◆ Task inputs
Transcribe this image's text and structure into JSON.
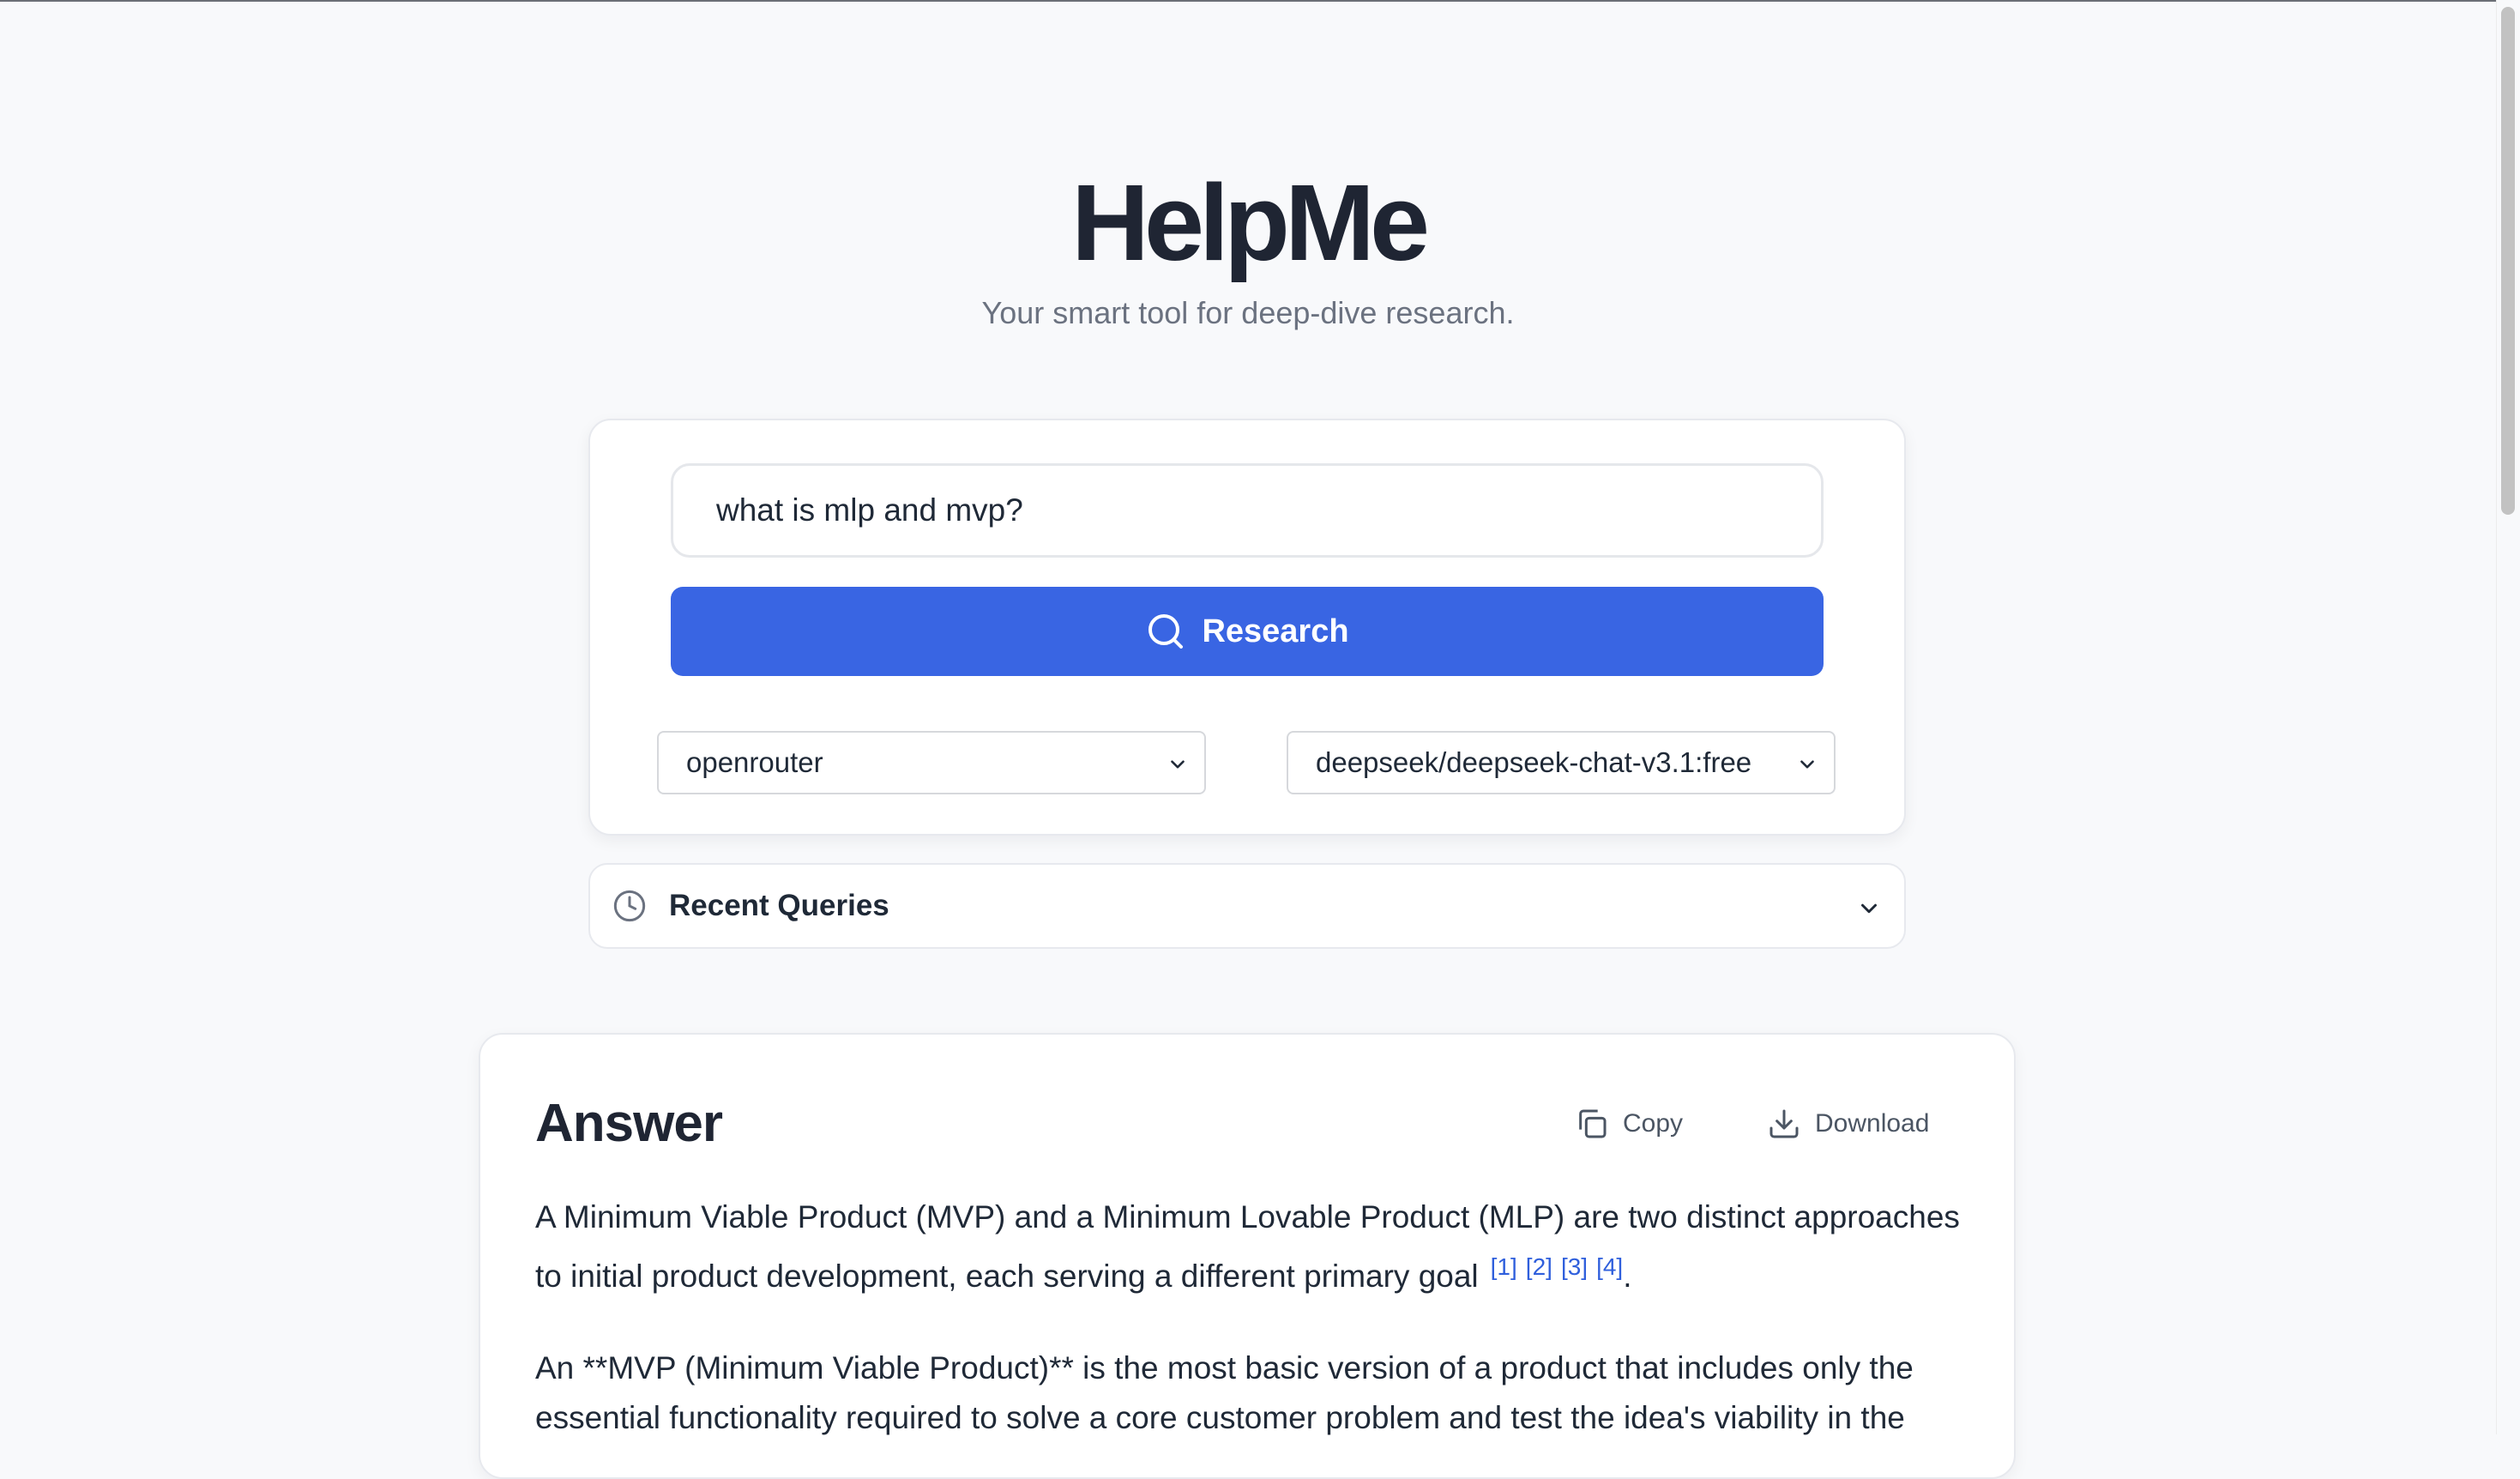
{
  "app": {
    "title": "HelpMe",
    "subtitle": "Your smart tool for deep-dive research."
  },
  "search": {
    "query_value": "what is mlp and mvp?",
    "button_label": "Research",
    "button_icon": "search-icon",
    "provider_selected": "openrouter",
    "model_selected": "deepseek/deepseek-chat-v3.1:free"
  },
  "recent_queries": {
    "label": "Recent Queries",
    "icon": "clock-icon"
  },
  "answer": {
    "title": "Answer",
    "copy_label": "Copy",
    "download_label": "Download",
    "paragraph_1_line_1": "A Minimum Viable Product (MVP) and a Minimum Lovable Product (MLP) are two distinct approaches",
    "paragraph_1_line_2": "to initial product development, each serving a different primary goal",
    "citations": [
      "[1]",
      "[2]",
      "[3]",
      "[4]"
    ],
    "paragraph_1_end": ".",
    "paragraph_2_line_1": "An **MVP (Minimum Viable Product)** is the most basic version of a product that includes only the",
    "paragraph_2_line_2": "essential functionality required to solve a core customer problem and test the idea's viability in the"
  },
  "colors": {
    "accent": "#3965e3",
    "citation": "#2f5fdc",
    "background": "#f8f9fb"
  }
}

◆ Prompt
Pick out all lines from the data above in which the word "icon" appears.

◆ Response area
    "button_icon": "search-icon",
    "icon": "clock-icon"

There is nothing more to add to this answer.